A whole generation of World War II soldiers endured the same trauma as soldiers in any war but for the most part kept quiet about it with little ill effect. Somewhere after that it became normal and healthy to relive bad experiences, like war or a school shooting or terrorist attack, by discussing it publicly or in therapy.
A new study says it is okay not to express one's thoughts and feelings after experiencing a collective trauma. In fact, people who choose not to express their feelings after such an event may be better off than those who do talk about their feelings, according to University at Buffalo psychologist Mark Seery, Ph.D., lead author of a study to appear in the June issue of Journal of Consulting and Clinical Psychology.
The study investigated the mental and physical effects of collective traumas on people who are exposed to a tragedy but who do not experience a direct loss of a friend or family member. It focused on people's responses to the terrorist attacks of Sept. 11, 2001, but the results may generalize to include responses to other collective traumas.
The findings have important implications for expectations of how people should respond in the face of a collective trauma affecting a whole community or even an entire nation, says Seery, an assistant professor of psychology..
Seery says the results should not be interpreted to mean that expressing one's thoughts and feelings is harmful or that if someone wants to express their emotions they should not do so. "It's important to remember that not everyone copes with events in the same way, and in the immediate aftermath of a collective trauma, it is perfectly healthy to not want to express one's thoughts and feelings," he says.
Seery points out that immediately after last year's tragic shootings at Virginia Tech University there were many "talking head" psychiatrists in the media describing how important it is to get all the students expressing their feelings.
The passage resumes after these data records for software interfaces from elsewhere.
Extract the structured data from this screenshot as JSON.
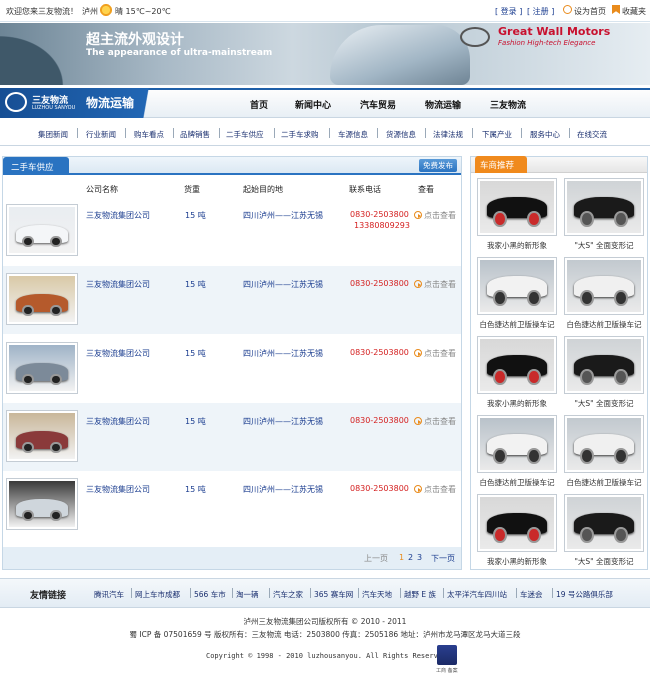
{
  "topbar": {
    "welcome": "欢迎您来三友物流！",
    "city": "泸州",
    "weather": "晴 15℃~20℃",
    "login": "[ 登录 ]",
    "register": "[ 注册 ]",
    "homepage": "设为首页",
    "favorite": "收藏夹"
  },
  "banner": {
    "headline_cn": "超主流外观设计",
    "headline_en": "The appearance of ultra-mainstream",
    "brand": "Great Wall Motors",
    "slogan": "Fashion  High-tech  Elegance"
  },
  "logo": {
    "name_cn": "三友物流",
    "name_en": "LUZHOU SANYOU",
    "section": "物流运输"
  },
  "nav": [
    "首页",
    "新闻中心",
    "汽车贸易",
    "物流运输",
    "三友物流"
  ],
  "subnav": [
    "集团新闻",
    "行业新闻",
    "购车看点",
    "品牌销售",
    "二手车供应",
    "二手车求购",
    "车源信息",
    "货源信息",
    "法律法规",
    "下属产业",
    "服务中心",
    "在线交流"
  ],
  "left": {
    "title": "二手车供应",
    "publish_button": "免费发布",
    "columns": [
      "公司名称",
      "货重",
      "起始目的地",
      "联系电话",
      "查看"
    ],
    "rows": [
      {
        "company": "三友物流集团公司",
        "weight": "15 吨",
        "route": "四川泸州——江苏无锡",
        "phone": "0830-2503800",
        "phone2": "13380809293",
        "view": "点击查看",
        "img_color": "#e9edf1",
        "car_color": "#f4f6f8"
      },
      {
        "company": "三友物流集团公司",
        "weight": "15 吨",
        "route": "四川泸州——江苏无锡",
        "phone": "0830-2503800",
        "phone2": "",
        "view": "点击查看",
        "img_color": "#d9c9a7",
        "car_color": "#b55a2c"
      },
      {
        "company": "三友物流集团公司",
        "weight": "15 吨",
        "route": "四川泸州——江苏无锡",
        "phone": "0830-2503800",
        "phone2": "",
        "view": "点击查看",
        "img_color": "#9fb3c7",
        "car_color": "#7c8a99"
      },
      {
        "company": "三友物流集团公司",
        "weight": "15 吨",
        "route": "四川泸州——江苏无锡",
        "phone": "0830-2503800",
        "phone2": "",
        "view": "点击查看",
        "img_color": "#c9b79a",
        "car_color": "#8a3a3a"
      },
      {
        "company": "三友物流集团公司",
        "weight": "15 吨",
        "route": "四川泸州——江苏无锡",
        "phone": "0830-2503800",
        "phone2": "",
        "view": "点击查看",
        "img_color": "#3a3a3a",
        "car_color": "#cfd6dc"
      }
    ],
    "pager": {
      "prev": "上一页",
      "pages": [
        "1",
        "2",
        "3"
      ],
      "next": "下一页"
    }
  },
  "right": {
    "title": "车商推荐",
    "items": [
      {
        "caption": "我家小黑的新形象",
        "bg": "#d8d8d8",
        "car": "#111111",
        "wheel": "#c92a2a"
      },
      {
        "caption": "\"大S\" 全面变形记",
        "bg": "#cfd3d6",
        "car": "#1a1a1a",
        "wheel": "#555555"
      },
      {
        "caption": "白色捷达前卫版操车记",
        "bg": "#b9c2ca",
        "car": "#f2f2f2",
        "wheel": "#333333"
      },
      {
        "caption": "白色捷达前卫版操车记",
        "bg": "#c2c9cf",
        "car": "#f0f0f0",
        "wheel": "#333333"
      },
      {
        "caption": "我家小黑的新形象",
        "bg": "#d8d8d8",
        "car": "#111111",
        "wheel": "#c92a2a"
      },
      {
        "caption": "\"大S\" 全面变形记",
        "bg": "#cfd3d6",
        "car": "#1a1a1a",
        "wheel": "#555555"
      },
      {
        "caption": "白色捷达前卫版操车记",
        "bg": "#b9c2ca",
        "car": "#f2f2f2",
        "wheel": "#333333"
      },
      {
        "caption": "白色捷达前卫版操车记",
        "bg": "#c2c9cf",
        "car": "#f0f0f0",
        "wheel": "#333333"
      },
      {
        "caption": "我家小黑的新形象",
        "bg": "#d8d8d8",
        "car": "#111111",
        "wheel": "#c92a2a"
      },
      {
        "caption": "\"大S\" 全面变形记",
        "bg": "#cfd3d6",
        "car": "#1a1a1a",
        "wheel": "#555555"
      }
    ]
  },
  "links": {
    "title": "友情链接",
    "items": [
      "腾讯汽车",
      "网上车市成都",
      "566 车市",
      "淘一辆",
      "汽车之家",
      "365 赛车网",
      "汽车天地",
      "越野 E 族",
      "太平洋汽车四川站",
      "车迷会",
      "19 号公路俱乐部"
    ]
  },
  "footer": {
    "line1": "泸州三友物流集团公司版权所有 © 2010 - 2011",
    "line2": "蜀 ICP 备 07501659 号  版权所有：三友物流  电话：2503800   传真：2505186   地址：泸州市龙马潭区龙马大道三段",
    "line3": "Copyright © 1998 - 2010 luzhousanyou. All Rights Reserved",
    "badge": "工商 备案"
  },
  "colors": {
    "accent": "#2a73c1",
    "orange": "#f08a1d",
    "navy": "#164e93"
  }
}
"This perfectly exemplifies the assumption in popular culture, and even in clinical practice, that people need to talk in order to overcome a collective trauma," Seery says.
"Instead, we should be telling people there is likely nothing wrong if they do not want to express their thoughts and feelings after experiencing a collective trauma. In fact, they can cope quite successfully and, according to our results, are likely to be better off than someone who does want to express his or her feelings."
Using a large national sample, Seery and co-researchers tested people's responses to the terrorist attacks of 9/11, beginning immediately after the event and continuing for the following two years. In an online survey, respondents were given the chance to express their thoughts and feelings on the day of 9/11 and a few days afterward.
The researchers then compared people who chose to express their thoughts and feelings versus those who chose not to express.
If the assumption about the necessity of expression is correct -- that failing to express one's feelings indicates some harmful repression or other pathology -- then people who chose not to express should have been more likely to experience negative mental and physical health symptoms over time, the researchers point out.
"However, we found exactly the opposite: people who chose not to express were better off than people who did choose to express," Seery says.
Moreover, when the researchers looked only at people who chose to express their thoughts and feelings, and tested the length of their responses, they found a similar pattern. People who expressed more were worse off than people who expressed less.
"We assessed various alternative explanations in secondary analyses, but nothing else accounts for this effect," Seery says.
Seery's co-researchers were Roxane Cohen Silver, Ph.D., professor of psychology and social behavior, and E. Alison Holman, Ph.D., assistant professor of nursing science, University of California, Irvine; and Whitney A. Ence and Thai Q. Chu, doctoral students, University of California, Santa Barbara.